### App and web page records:
☆ ☆ ☆ ☆ ☆ ☆ ☆
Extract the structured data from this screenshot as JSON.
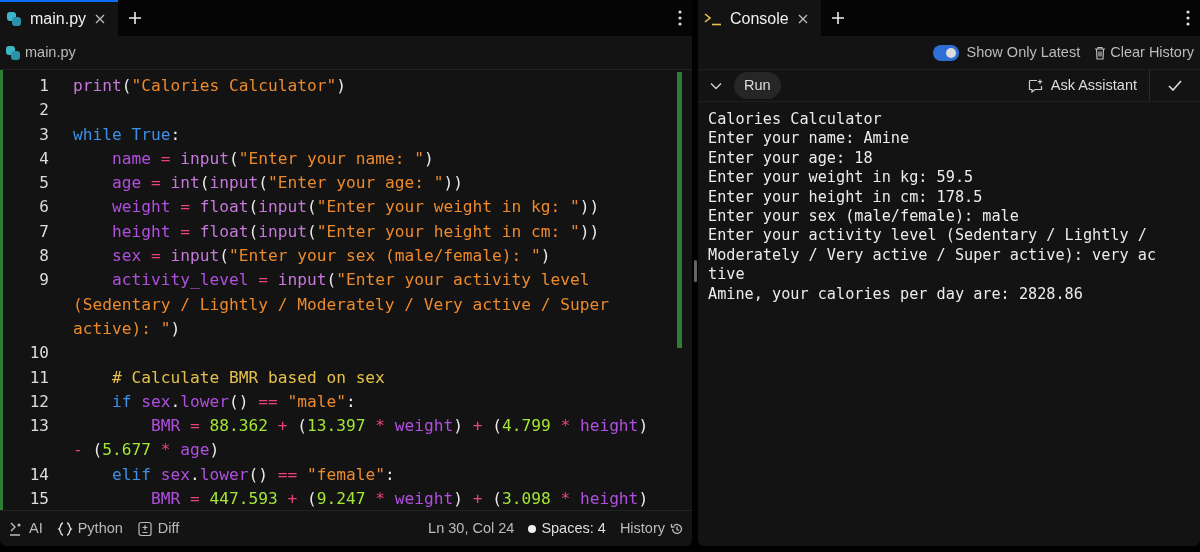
{
  "editor": {
    "tabs": [
      {
        "label": "main.py",
        "selected": true,
        "focused": true
      }
    ],
    "breadcrumb": "main.py",
    "lines": [
      {
        "number": "1",
        "rows": [
          {
            "tokens": [
              {
                "text": "print",
                "kind": "fn"
              },
              {
                "text": "(",
                "kind": "pun"
              },
              {
                "text": "\"Calories Calculator\"",
                "kind": "str"
              },
              {
                "text": ")",
                "kind": "pun"
              }
            ]
          }
        ]
      },
      {
        "number": "2",
        "rows": [
          {}
        ]
      },
      {
        "number": "3",
        "rows": [
          {
            "tokens": [
              {
                "text": "while",
                "kind": "kw"
              },
              {
                "text": " True",
                "kind": "kw"
              },
              {
                "text": ":",
                "kind": "pun"
              }
            ]
          }
        ]
      },
      {
        "number": "4",
        "rows": [
          {
            "tokens": [
              {
                "text": "    name",
                "kind": "var"
              },
              {
                "text": " = ",
                "kind": "op"
              },
              {
                "text": "input",
                "kind": "fn"
              },
              {
                "text": "(",
                "kind": "pun"
              },
              {
                "text": "\"Enter your name: \"",
                "kind": "str"
              },
              {
                "text": ")",
                "kind": "pun"
              }
            ]
          }
        ]
      },
      {
        "number": "5",
        "rows": [
          {
            "tokens": [
              {
                "text": "    age",
                "kind": "var"
              },
              {
                "text": " = ",
                "kind": "op"
              },
              {
                "text": "int",
                "kind": "fn"
              },
              {
                "text": "(",
                "kind": "pun"
              },
              {
                "text": "input",
                "kind": "fn"
              },
              {
                "text": "(",
                "kind": "pun"
              },
              {
                "text": "\"Enter your age: \"",
                "kind": "str"
              },
              {
                "text": "))",
                "kind": "pun"
              }
            ]
          }
        ]
      },
      {
        "number": "6",
        "rows": [
          {
            "tokens": [
              {
                "text": "    weight",
                "kind": "var"
              },
              {
                "text": " = ",
                "kind": "op"
              },
              {
                "text": "float",
                "kind": "fn"
              },
              {
                "text": "(",
                "kind": "pun"
              },
              {
                "text": "input",
                "kind": "fn"
              },
              {
                "text": "(",
                "kind": "pun"
              },
              {
                "text": "\"Enter your weight in kg: \"",
                "kind": "str"
              },
              {
                "text": "))",
                "kind": "pun"
              }
            ]
          }
        ]
      },
      {
        "number": "7",
        "rows": [
          {
            "tokens": [
              {
                "text": "    height",
                "kind": "var"
              },
              {
                "text": " = ",
                "kind": "op"
              },
              {
                "text": "float",
                "kind": "fn"
              },
              {
                "text": "(",
                "kind": "pun"
              },
              {
                "text": "input",
                "kind": "fn"
              },
              {
                "text": "(",
                "kind": "pun"
              },
              {
                "text": "\"Enter your height in cm: \"",
                "kind": "str"
              },
              {
                "text": "))",
                "kind": "pun"
              }
            ]
          }
        ]
      },
      {
        "number": "8",
        "rows": [
          {
            "tokens": [
              {
                "text": "    sex",
                "kind": "var"
              },
              {
                "text": " = ",
                "kind": "op"
              },
              {
                "text": "input",
                "kind": "fn"
              },
              {
                "text": "(",
                "kind": "pun"
              },
              {
                "text": "\"Enter your sex (male/female): \"",
                "kind": "str"
              },
              {
                "text": ")",
                "kind": "pun"
              }
            ]
          }
        ]
      },
      {
        "number": "9",
        "rows": [
          {
            "tokens": [
              {
                "text": "    activity_level",
                "kind": "var"
              },
              {
                "text": " = ",
                "kind": "op"
              },
              {
                "text": "input",
                "kind": "fn"
              },
              {
                "text": "(",
                "kind": "pun"
              },
              {
                "text": "\"Enter your activity level",
                "kind": "str"
              }
            ]
          },
          {
            "tokens": [
              {
                "text": "(Sedentary / Lightly / Moderately / Very active / Super",
                "kind": "str"
              }
            ]
          },
          {
            "tokens": [
              {
                "text": "active): \"",
                "kind": "str"
              },
              {
                "text": ")",
                "kind": "pun"
              }
            ]
          }
        ]
      },
      {
        "number": "10",
        "rows": [
          {}
        ]
      },
      {
        "number": "11",
        "rows": [
          {
            "tokens": [
              {
                "text": "    # Calculate BMR based on sex",
                "kind": "cmt"
              }
            ]
          }
        ]
      },
      {
        "number": "12",
        "rows": [
          {
            "tokens": [
              {
                "text": "    if",
                "kind": "kw"
              },
              {
                "text": " sex",
                "kind": "var"
              },
              {
                "text": ".",
                "kind": "pun"
              },
              {
                "text": "lower",
                "kind": "var"
              },
              {
                "text": "()",
                "kind": "pun"
              },
              {
                "text": " == ",
                "kind": "op"
              },
              {
                "text": "\"male\"",
                "kind": "str"
              },
              {
                "text": ":",
                "kind": "pun"
              }
            ]
          }
        ]
      },
      {
        "number": "13",
        "rows": [
          {
            "tokens": [
              {
                "text": "        BMR",
                "kind": "var"
              },
              {
                "text": " = ",
                "kind": "op"
              },
              {
                "text": "88.362",
                "kind": "num"
              },
              {
                "text": " + ",
                "kind": "op"
              },
              {
                "text": "(",
                "kind": "pun"
              },
              {
                "text": "13.397",
                "kind": "num"
              },
              {
                "text": " * ",
                "kind": "op"
              },
              {
                "text": "weight",
                "kind": "var"
              },
              {
                "text": ")",
                "kind": "pun"
              },
              {
                "text": " + ",
                "kind": "op"
              },
              {
                "text": "(",
                "kind": "pun"
              },
              {
                "text": "4.799",
                "kind": "num"
              },
              {
                "text": " * ",
                "kind": "op"
              },
              {
                "text": "height",
                "kind": "var"
              },
              {
                "text": ")",
                "kind": "pun"
              }
            ]
          },
          {
            "tokens": [
              {
                "text": "-",
                "kind": "op"
              },
              {
                "text": " (",
                "kind": "pun"
              },
              {
                "text": "5.677",
                "kind": "num"
              },
              {
                "text": " * ",
                "kind": "op"
              },
              {
                "text": "age",
                "kind": "var"
              },
              {
                "text": ")",
                "kind": "pun"
              }
            ]
          }
        ]
      },
      {
        "number": "14",
        "rows": [
          {
            "tokens": [
              {
                "text": "    elif",
                "kind": "kw"
              },
              {
                "text": " sex",
                "kind": "var"
              },
              {
                "text": ".",
                "kind": "pun"
              },
              {
                "text": "lower",
                "kind": "var"
              },
              {
                "text": "()",
                "kind": "pun"
              },
              {
                "text": " == ",
                "kind": "op"
              },
              {
                "text": "\"female\"",
                "kind": "str"
              },
              {
                "text": ":",
                "kind": "pun"
              }
            ]
          }
        ]
      },
      {
        "number": "15",
        "rows": [
          {
            "tokens": [
              {
                "text": "        BMR",
                "kind": "var"
              },
              {
                "text": " = ",
                "kind": "op"
              },
              {
                "text": "447.593",
                "kind": "num"
              },
              {
                "text": " + ",
                "kind": "op"
              },
              {
                "text": "(",
                "kind": "pun"
              },
              {
                "text": "9.247",
                "kind": "num"
              },
              {
                "text": " * ",
                "kind": "op"
              },
              {
                "text": "weight",
                "kind": "var"
              },
              {
                "text": ")",
                "kind": "pun"
              },
              {
                "text": " + ",
                "kind": "op"
              },
              {
                "text": "(",
                "kind": "pun"
              },
              {
                "text": "3.098",
                "kind": "num"
              },
              {
                "text": " * ",
                "kind": "op"
              },
              {
                "text": "height",
                "kind": "var"
              },
              {
                "text": ")",
                "kind": "pun"
              }
            ]
          }
        ]
      }
    ],
    "status_bar": {
      "items": [
        {
          "label": "AI",
          "kind": "ai"
        },
        {
          "label": "Python",
          "kind": "language"
        },
        {
          "label": "Diff",
          "kind": "diff"
        }
      ],
      "position": "Ln 30, Col 24",
      "spaces": "Spaces: 4",
      "history": "History"
    }
  },
  "console": {
    "tabs": [
      {
        "label": "Console",
        "selected": true,
        "focused": false
      }
    ],
    "show_only_latest": {
      "label": "Show Only Latest",
      "on": true
    },
    "clear_history": "Clear History",
    "run_button": "Run",
    "ask_assistant": "Ask Assistant",
    "output": [
      "Calories Calculator",
      "Enter your name: Amine",
      "Enter your age: 18",
      "Enter your weight in kg: 59.5",
      "Enter your height in cm: 178.5",
      "Enter your sex (male/female): male",
      "Enter your activity level (Sedentary / Lightly /",
      "Moderately / Very active / Super active): very ac",
      "tive",
      "Amine, your calories per day are: 2828.86"
    ]
  }
}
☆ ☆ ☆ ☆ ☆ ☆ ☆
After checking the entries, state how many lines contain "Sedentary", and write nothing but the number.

2